» **Task goal**
Each line below needs to be printed again exactly.

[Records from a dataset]
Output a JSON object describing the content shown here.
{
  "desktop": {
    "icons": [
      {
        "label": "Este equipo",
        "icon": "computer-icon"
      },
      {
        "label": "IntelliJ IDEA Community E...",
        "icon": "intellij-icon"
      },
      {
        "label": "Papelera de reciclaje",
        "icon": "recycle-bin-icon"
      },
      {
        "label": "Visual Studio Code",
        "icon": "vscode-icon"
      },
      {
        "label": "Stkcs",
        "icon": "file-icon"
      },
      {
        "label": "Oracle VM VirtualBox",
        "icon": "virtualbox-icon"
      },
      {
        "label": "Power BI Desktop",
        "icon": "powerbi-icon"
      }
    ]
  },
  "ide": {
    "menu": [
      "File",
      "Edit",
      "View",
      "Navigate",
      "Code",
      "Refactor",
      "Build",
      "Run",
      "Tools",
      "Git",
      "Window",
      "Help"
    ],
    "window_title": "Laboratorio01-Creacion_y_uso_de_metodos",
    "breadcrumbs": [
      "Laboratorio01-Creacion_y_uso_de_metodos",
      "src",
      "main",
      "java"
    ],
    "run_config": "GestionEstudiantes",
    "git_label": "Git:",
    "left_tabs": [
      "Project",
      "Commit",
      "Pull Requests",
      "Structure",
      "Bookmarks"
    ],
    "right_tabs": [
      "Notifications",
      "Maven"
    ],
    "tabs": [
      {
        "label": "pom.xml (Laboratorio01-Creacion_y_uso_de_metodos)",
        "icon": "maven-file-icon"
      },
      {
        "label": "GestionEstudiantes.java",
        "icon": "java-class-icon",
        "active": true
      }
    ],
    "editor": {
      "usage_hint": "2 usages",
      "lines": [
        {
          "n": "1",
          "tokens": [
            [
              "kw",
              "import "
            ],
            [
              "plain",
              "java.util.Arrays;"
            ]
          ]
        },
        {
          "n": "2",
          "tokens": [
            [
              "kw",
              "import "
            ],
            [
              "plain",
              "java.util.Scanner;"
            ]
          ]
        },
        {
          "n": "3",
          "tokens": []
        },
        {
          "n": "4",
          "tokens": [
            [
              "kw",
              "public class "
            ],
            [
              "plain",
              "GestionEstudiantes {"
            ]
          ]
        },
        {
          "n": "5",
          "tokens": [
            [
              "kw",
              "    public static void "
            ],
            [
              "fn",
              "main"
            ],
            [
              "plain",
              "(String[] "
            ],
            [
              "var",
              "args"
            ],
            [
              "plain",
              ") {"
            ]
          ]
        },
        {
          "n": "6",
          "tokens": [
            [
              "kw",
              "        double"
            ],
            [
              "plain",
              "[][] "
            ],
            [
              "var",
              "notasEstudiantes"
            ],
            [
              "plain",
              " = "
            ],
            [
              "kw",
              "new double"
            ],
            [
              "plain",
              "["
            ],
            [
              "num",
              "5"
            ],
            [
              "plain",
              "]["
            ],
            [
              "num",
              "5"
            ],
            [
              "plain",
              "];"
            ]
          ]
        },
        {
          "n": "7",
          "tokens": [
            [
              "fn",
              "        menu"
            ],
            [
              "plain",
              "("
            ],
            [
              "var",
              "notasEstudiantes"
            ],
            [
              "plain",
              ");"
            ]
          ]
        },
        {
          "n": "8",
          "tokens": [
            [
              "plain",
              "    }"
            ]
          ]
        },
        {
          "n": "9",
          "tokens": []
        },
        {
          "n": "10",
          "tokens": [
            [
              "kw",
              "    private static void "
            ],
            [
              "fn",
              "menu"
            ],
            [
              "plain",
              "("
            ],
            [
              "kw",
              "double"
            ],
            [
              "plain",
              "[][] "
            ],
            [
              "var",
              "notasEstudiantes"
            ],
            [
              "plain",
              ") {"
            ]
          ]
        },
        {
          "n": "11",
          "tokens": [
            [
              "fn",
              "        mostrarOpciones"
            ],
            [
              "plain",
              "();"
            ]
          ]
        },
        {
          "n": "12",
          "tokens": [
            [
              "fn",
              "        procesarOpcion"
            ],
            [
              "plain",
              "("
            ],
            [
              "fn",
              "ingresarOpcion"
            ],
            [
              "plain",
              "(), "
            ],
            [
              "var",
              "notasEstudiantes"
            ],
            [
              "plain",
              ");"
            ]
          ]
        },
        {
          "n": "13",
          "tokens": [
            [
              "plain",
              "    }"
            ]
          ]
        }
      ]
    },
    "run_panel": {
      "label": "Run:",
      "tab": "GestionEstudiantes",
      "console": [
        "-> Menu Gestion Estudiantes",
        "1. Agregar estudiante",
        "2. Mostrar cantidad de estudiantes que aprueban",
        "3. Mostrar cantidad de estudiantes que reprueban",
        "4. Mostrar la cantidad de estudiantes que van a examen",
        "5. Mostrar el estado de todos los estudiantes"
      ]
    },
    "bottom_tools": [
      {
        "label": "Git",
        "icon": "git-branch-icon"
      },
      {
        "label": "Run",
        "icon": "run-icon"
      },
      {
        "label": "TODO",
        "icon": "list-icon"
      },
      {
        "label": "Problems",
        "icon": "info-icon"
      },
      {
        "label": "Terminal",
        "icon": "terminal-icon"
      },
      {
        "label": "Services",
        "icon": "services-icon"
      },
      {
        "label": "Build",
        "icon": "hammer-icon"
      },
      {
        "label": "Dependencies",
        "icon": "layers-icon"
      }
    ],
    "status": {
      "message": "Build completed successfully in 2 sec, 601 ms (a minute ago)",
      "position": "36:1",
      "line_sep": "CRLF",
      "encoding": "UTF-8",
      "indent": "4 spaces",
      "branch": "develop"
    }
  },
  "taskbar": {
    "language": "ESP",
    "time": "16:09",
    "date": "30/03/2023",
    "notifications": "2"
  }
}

» **Reply to the task**
Output a JSON object describing the content shown here.
{
  "desktop": {
    "icons": [
      {
        "label": "Este equipo",
        "icon": "computer-icon"
      },
      {
        "label": "IntelliJ IDEA Community E...",
        "icon": "intellij-icon"
      },
      {
        "label": "Papelera de reciclaje",
        "icon": "recycle-bin-icon"
      },
      {
        "label": "Visual Studio Code",
        "icon": "vscode-icon"
      },
      {
        "label": "Stkcs",
        "icon": "file-icon"
      },
      {
        "label": "Oracle VM VirtualBox",
        "icon": "virtualbox-icon"
      },
      {
        "label": "Power BI Desktop",
        "icon": "powerbi-icon"
      }
    ]
  },
  "ide": {
    "menu": [
      "File",
      "Edit",
      "View",
      "Navigate",
      "Code",
      "Refactor",
      "Build",
      "Run",
      "Tools",
      "Git",
      "Window",
      "Help"
    ],
    "window_title": "Laboratorio01-Creacion_y_uso_de_metodos",
    "breadcrumbs": [
      "Laboratorio01-Creacion_y_uso_de_metodos",
      "src",
      "main",
      "java"
    ],
    "run_config": "GestionEstudiantes",
    "git_label": "Git:",
    "left_tabs": [
      "Project",
      "Commit",
      "Pull Requests",
      "Structure",
      "Bookmarks"
    ],
    "right_tabs": [
      "Notifications",
      "Maven"
    ],
    "tabs": [
      {
        "label": "pom.xml (Laboratorio01-Creacion_y_uso_de_metodos)",
        "icon": "maven-file-icon"
      },
      {
        "label": "GestionEstudiantes.java",
        "icon": "java-class-icon",
        "active": true
      }
    ],
    "editor": {
      "usage_hint": "2 usages",
      "lines": [
        {
          "n": "1",
          "tokens": [
            [
              "kw",
              "import "
            ],
            [
              "plain",
              "java.util.Arrays;"
            ]
          ]
        },
        {
          "n": "2",
          "tokens": [
            [
              "kw",
              "import "
            ],
            [
              "plain",
              "java.util.Scanner;"
            ]
          ]
        },
        {
          "n": "3",
          "tokens": []
        },
        {
          "n": "4",
          "tokens": [
            [
              "kw",
              "public class "
            ],
            [
              "plain",
              "GestionEstudiantes {"
            ]
          ]
        },
        {
          "n": "5",
          "tokens": [
            [
              "kw",
              "    public static void "
            ],
            [
              "fn",
              "main"
            ],
            [
              "plain",
              "(String[] "
            ],
            [
              "var",
              "args"
            ],
            [
              "plain",
              ") {"
            ]
          ]
        },
        {
          "n": "6",
          "tokens": [
            [
              "kw",
              "        double"
            ],
            [
              "plain",
              "[][] "
            ],
            [
              "var",
              "notasEstudiantes"
            ],
            [
              "plain",
              " = "
            ],
            [
              "kw",
              "new double"
            ],
            [
              "plain",
              "["
            ],
            [
              "num",
              "5"
            ],
            [
              "plain",
              "]["
            ],
            [
              "num",
              "5"
            ],
            [
              "plain",
              "];"
            ]
          ]
        },
        {
          "n": "7",
          "tokens": [
            [
              "fn",
              "        menu"
            ],
            [
              "plain",
              "("
            ],
            [
              "var",
              "notasEstudiantes"
            ],
            [
              "plain",
              ");"
            ]
          ]
        },
        {
          "n": "8",
          "tokens": [
            [
              "plain",
              "    }"
            ]
          ]
        },
        {
          "n": "9",
          "tokens": []
        },
        {
          "n": "10",
          "tokens": [
            [
              "kw",
              "    private static void "
            ],
            [
              "fn",
              "menu"
            ],
            [
              "plain",
              "("
            ],
            [
              "kw",
              "double"
            ],
            [
              "plain",
              "[][] "
            ],
            [
              "var",
              "notasEstudiantes"
            ],
            [
              "plain",
              ") {"
            ]
          ]
        },
        {
          "n": "11",
          "tokens": [
            [
              "fn",
              "        mostrarOpciones"
            ],
            [
              "plain",
              "();"
            ]
          ]
        },
        {
          "n": "12",
          "tokens": [
            [
              "fn",
              "        procesarOpcion"
            ],
            [
              "plain",
              "("
            ],
            [
              "fn",
              "ingresarOpcion"
            ],
            [
              "plain",
              "(), "
            ],
            [
              "var",
              "notasEstudiantes"
            ],
            [
              "plain",
              ");"
            ]
          ]
        },
        {
          "n": "13",
          "tokens": [
            [
              "plain",
              "    }"
            ]
          ]
        }
      ]
    },
    "run_panel": {
      "label": "Run:",
      "tab": "GestionEstudiantes",
      "console": [
        "-> Menu Gestion Estudiantes",
        "1. Agregar estudiante",
        "2. Mostrar cantidad de estudiantes que aprueban",
        "3. Mostrar cantidad de estudiantes que reprueban",
        "4. Mostrar la cantidad de estudiantes que van a examen",
        "5. Mostrar el estado de todos los estudiantes"
      ]
    },
    "bottom_tools": [
      {
        "label": "Git",
        "icon": "git-branch-icon"
      },
      {
        "label": "Run",
        "icon": "run-icon"
      },
      {
        "label": "TODO",
        "icon": "list-icon"
      },
      {
        "label": "Problems",
        "icon": "info-icon"
      },
      {
        "label": "Terminal",
        "icon": "terminal-icon"
      },
      {
        "label": "Services",
        "icon": "services-icon"
      },
      {
        "label": "Build",
        "icon": "hammer-icon"
      },
      {
        "label": "Dependencies",
        "icon": "layers-icon"
      }
    ],
    "status": {
      "message": "Build completed successfully in 2 sec, 601 ms (a minute ago)",
      "position": "36:1",
      "line_sep": "CRLF",
      "encoding": "UTF-8",
      "indent": "4 spaces",
      "branch": "develop"
    }
  },
  "taskbar": {
    "language": "ESP",
    "time": "16:09",
    "date": "30/03/2023",
    "notifications": "2"
  }
}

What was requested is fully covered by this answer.